£80,000 grant to unlock secrets of Isambard Kingdom Brunel
Press release issued: 19 June 2003
Researchers investigating the life of one of the greatest Victorian engineers, Isambard Kingdom Brunel, will gain a boost thanks to a £83,000 grant to Bristol University from the Arts and Humanities Research Board.
The University Library holds the world's largest collection of private papers connected with Brunel, which have been brought together over the last 50 years by both donations and purchases. However, due to the size of the archive, estimated at over 30,000 pages, it has been very difficult for scholars to use without assistance from Library staff.
The grant, awarded to a team led by the Department of Archaeology, will enable much of the collection to be digitised, catalogued in greater detail, and made available on the Internet so that it can be consulted by researchers around the world.
Brunel had a very close connection with Bristol, as the designer of the Clifton Suspension Bridge, the SS Great Britain, the Great Western Railway, and many other great engineering projects. He was narrowly beaten into second place by Winston Churchill in the recent BBC Great Britons poll.
The archive contains vital information about his works and ideas, and it is hoped that by making it more accessible, his achievements can be more readily appreciated.
The digitisation will employ the most advanced technology which has been developed through the University's Institute of Learning and Research Technology. The Department of Civil Engineering is also involved in advising on the technical aspects of Brunel's work.
Dr Mark Horton, the project leader, said: "Improving access to this important resource will enable researchers to better understand Brunel's achievements. For example, it will allow scholars to locate and document on the ground what is actually left of Brunel's work, and so protect it from modern development.

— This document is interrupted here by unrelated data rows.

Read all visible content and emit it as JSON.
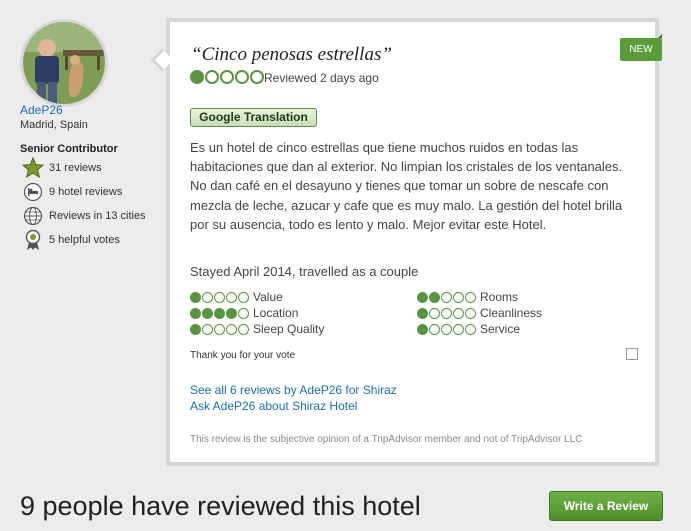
{
  "reviewer": {
    "username": "AdeP26",
    "location": "Madrid, Spain",
    "level": "Senior Contributor",
    "stats": [
      {
        "icon": "star-badge-icon",
        "text": "31 reviews"
      },
      {
        "icon": "hotel-bed-icon",
        "text": "9 hotel reviews"
      },
      {
        "icon": "globe-icon",
        "text": "Reviews in 13 cities"
      },
      {
        "icon": "helpful-ribbon-icon",
        "text": "5 helpful votes"
      }
    ]
  },
  "review": {
    "badge": "NEW",
    "title": "“Cinco penosas estrellas”",
    "overall_rating": 1,
    "rating_max": 5,
    "date": "Reviewed 2 days ago",
    "translate_button": "Google Translation",
    "body": "Es un hotel de cinco estrellas que tiene muchos ruidos en todas las habitaciones que dan al exterior. No limpian los cristales de los ventanales. No dan café en el desayuno y tienes que tomar un sobre de nescafe con mezcla de leche, azucar y cafe que es muy malo. La gestión del hotel brilla por su ausencia, todo es lento y malo. Mejor evitar este Hotel.",
    "stayed": "Stayed April 2014, travelled as a couple",
    "ratings": [
      {
        "label": "Value",
        "value": 1
      },
      {
        "label": "Rooms",
        "value": 2
      },
      {
        "label": "Location",
        "value": 4
      },
      {
        "label": "Cleanliness",
        "value": 1
      },
      {
        "label": "Sleep Quality",
        "value": 1
      },
      {
        "label": "Service",
        "value": 1
      }
    ],
    "vote_text": "Thank you for your vote",
    "see_all_link": "See all 6 reviews by AdeP26 for Shiraz",
    "ask_link": "Ask AdeP26 about Shiraz Hotel",
    "disclaimer": "This review is the subjective opinion of a TripAdvisor member and not of TripAdvisor LLC"
  },
  "footer": {
    "heading": "9 people have reviewed this hotel",
    "write_review_button": "Write a Review"
  },
  "colors": {
    "bubble_green": "#589442",
    "link_blue": "#1a6fa3",
    "button_green": "#4e8f2c"
  }
}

"The Great Western Railway, ending in the Bristol Docks, and the SS Great Britain are already on the tentative list of World Heritage sites, and I hope that this academic research will help to make the case that Bristol's Brunel heritage should be recognised as part of the world's heritage."
Hannah Lowery, Archivist in the Library's Special Collections Department, said: "We are delighted to receive this grant. The Brunel Collection is of great importance and with this money we can make it more accessible, and also ensure that it is cared for in the best possible way. Digitisation will ensure that fragile paper is handled less, and so lasts longer."
The grant is timely given that the 200th anniversary of Brunel's birth occurs in 2006 and celebrations will be taking place in the city of Bristol.
The AHRB funds research and postgraduate study within the UK's higher education institutions (HEIs) and provides funding for museums, galleries and collections based in, or attached to, HEIs in England. It supports research within a huge subject domain, from history, modern languages and literature, to music and the creative and performing arts.